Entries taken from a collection

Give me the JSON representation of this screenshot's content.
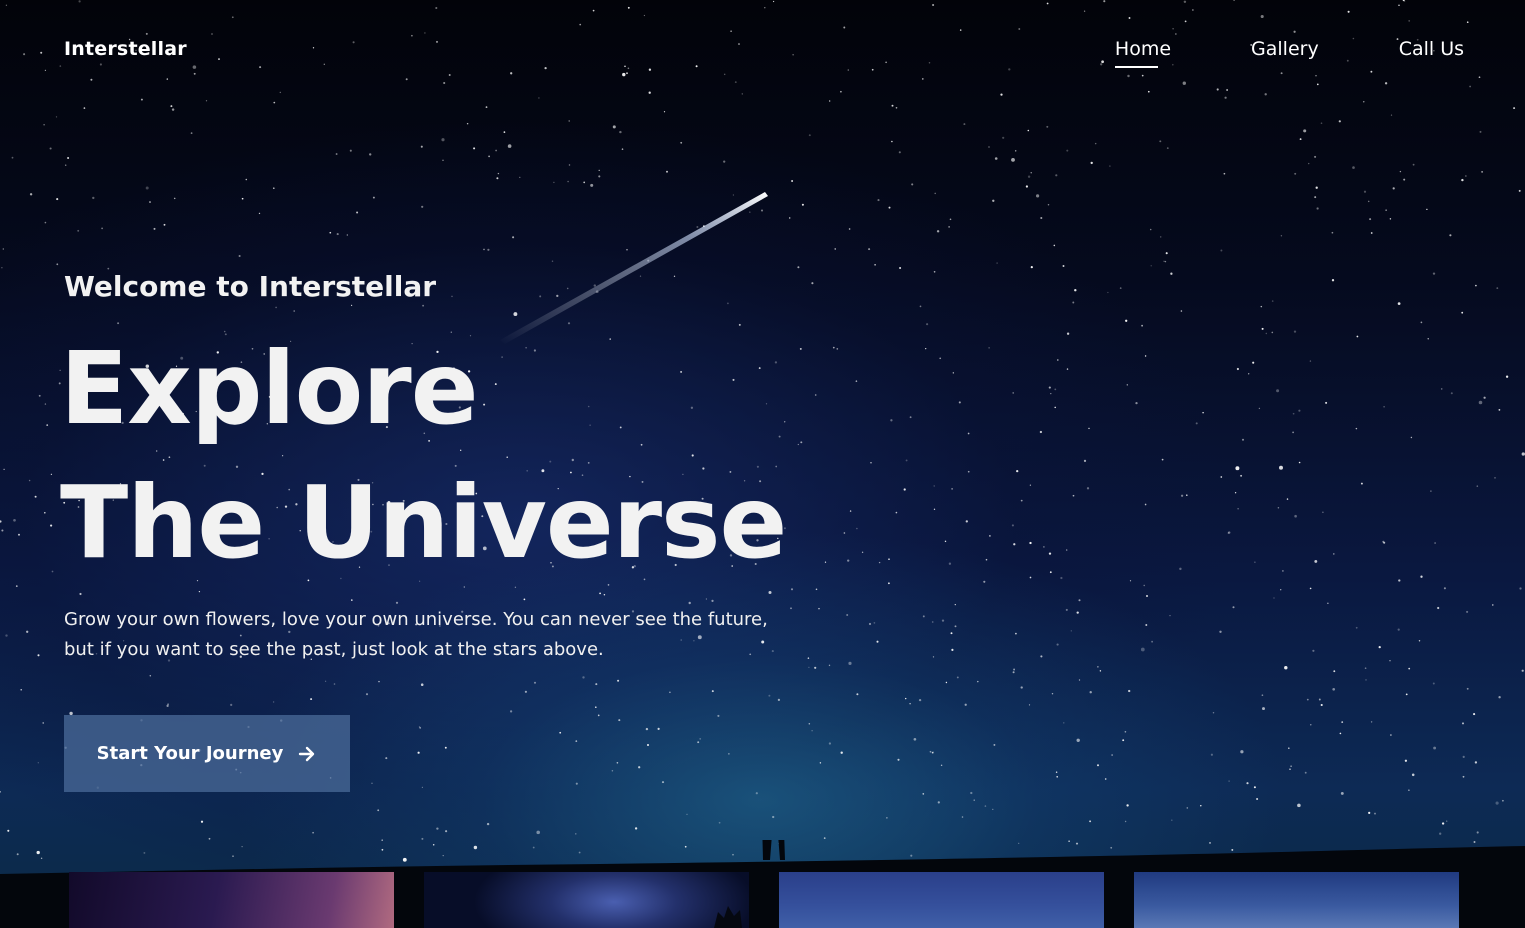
{
  "nav": {
    "brand": "Interstellar",
    "links": [
      {
        "label": "Home",
        "active": true
      },
      {
        "label": "Gallery",
        "active": false
      },
      {
        "label": "Call Us",
        "active": false
      }
    ]
  },
  "hero": {
    "welcome": "Welcome to Interstellar",
    "title_line1": "Explore",
    "title_line2": "The Universe",
    "description": "Grow your own flowers, love your own universe. You can never see the future, but if you want to see the past, just look at the stars above.",
    "cta_label": "Start Your Journey",
    "cta_icon": "arrow-right-icon"
  },
  "gallery": {
    "thumbnail_count": 4
  },
  "colors": {
    "text": "#ffffff",
    "cta_background": "#486896",
    "sky_dark": "#02040c",
    "sky_blue": "#0d2a55"
  }
}
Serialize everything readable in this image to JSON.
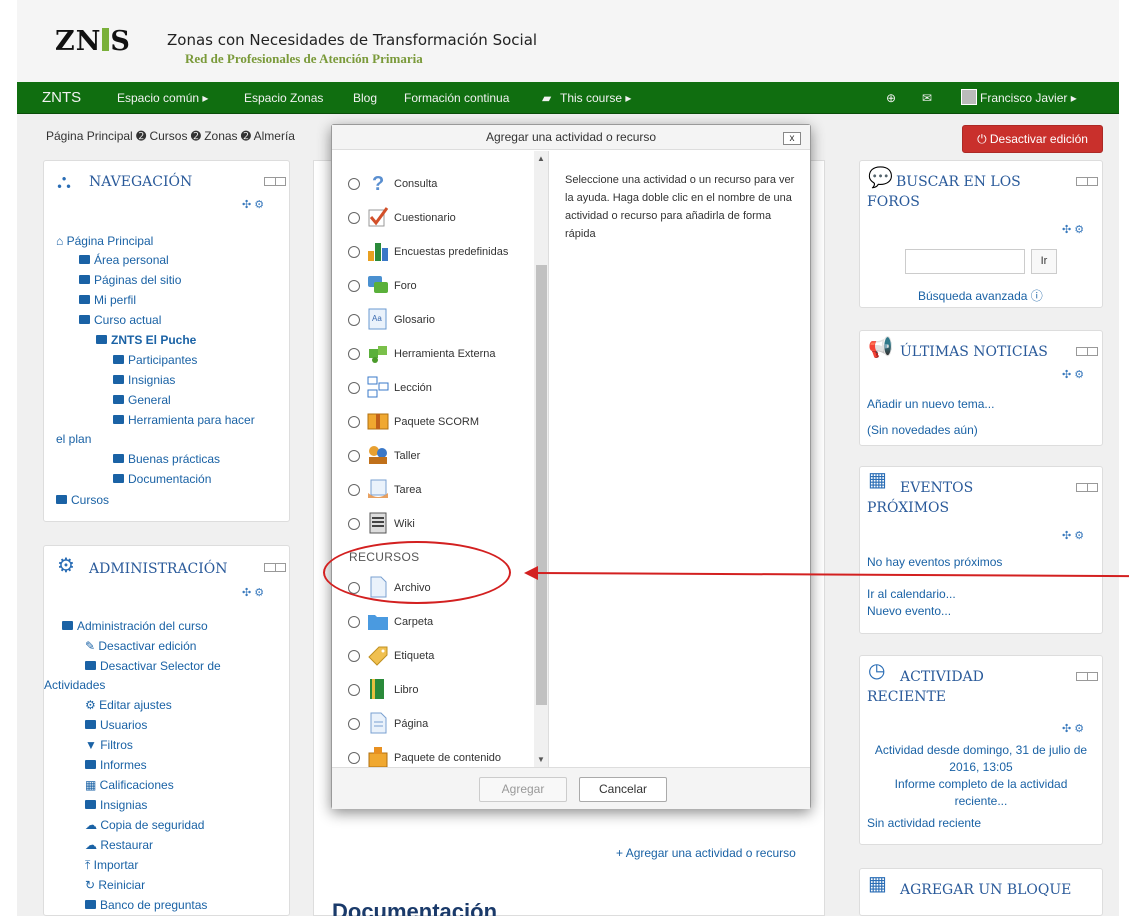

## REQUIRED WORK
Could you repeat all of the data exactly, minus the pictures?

## SOLUTION TO THE EXERCISE
Give me the JSON representation of this screenshot's content.
{
  "nav": {
    "brand": "Interstellar",
    "links": [
      {
        "label": "Home",
        "active": true
      },
      {
        "label": "Gallery",
        "active": false
      },
      {
        "label": "Call Us",
        "active": false
      }
    ]
  },
  "hero": {
    "welcome": "Welcome to Interstellar",
    "title_line1": "Explore",
    "title_line2": "The Universe",
    "description": "Grow your own flowers, love your own universe. You can never see the future, but if you want to see the past, just look at the stars above.",
    "cta_label": "Start Your Journey",
    "cta_icon": "arrow-right-icon"
  },
  "gallery": {
    "thumbnail_count": 4
  },
  "colors": {
    "text": "#ffffff",
    "cta_background": "#486896",
    "sky_dark": "#02040c",
    "sky_blue": "#0d2a55"
  }
}
Serialize everything readable in this image to JSON.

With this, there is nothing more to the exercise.